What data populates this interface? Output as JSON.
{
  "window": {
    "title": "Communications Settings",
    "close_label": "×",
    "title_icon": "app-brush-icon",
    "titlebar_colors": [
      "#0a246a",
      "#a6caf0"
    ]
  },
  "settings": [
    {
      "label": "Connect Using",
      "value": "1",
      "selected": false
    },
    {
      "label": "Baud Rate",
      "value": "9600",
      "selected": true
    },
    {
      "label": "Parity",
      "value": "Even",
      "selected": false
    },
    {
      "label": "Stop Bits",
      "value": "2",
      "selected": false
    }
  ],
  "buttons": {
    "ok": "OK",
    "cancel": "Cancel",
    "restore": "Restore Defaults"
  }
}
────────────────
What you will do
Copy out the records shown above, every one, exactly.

Response to the task
What data populates this interface? Output as JSON.
{
  "window": {
    "title": "Communications Settings",
    "close_label": "×",
    "title_icon": "app-brush-icon",
    "titlebar_colors": [
      "#0a246a",
      "#a6caf0"
    ]
  },
  "settings": [
    {
      "label": "Connect Using",
      "value": "1",
      "selected": false
    },
    {
      "label": "Baud Rate",
      "value": "9600",
      "selected": true
    },
    {
      "label": "Parity",
      "value": "Even",
      "selected": false
    },
    {
      "label": "Stop Bits",
      "value": "2",
      "selected": false
    }
  ],
  "buttons": {
    "ok": "OK",
    "cancel": "Cancel",
    "restore": "Restore Defaults"
  }
}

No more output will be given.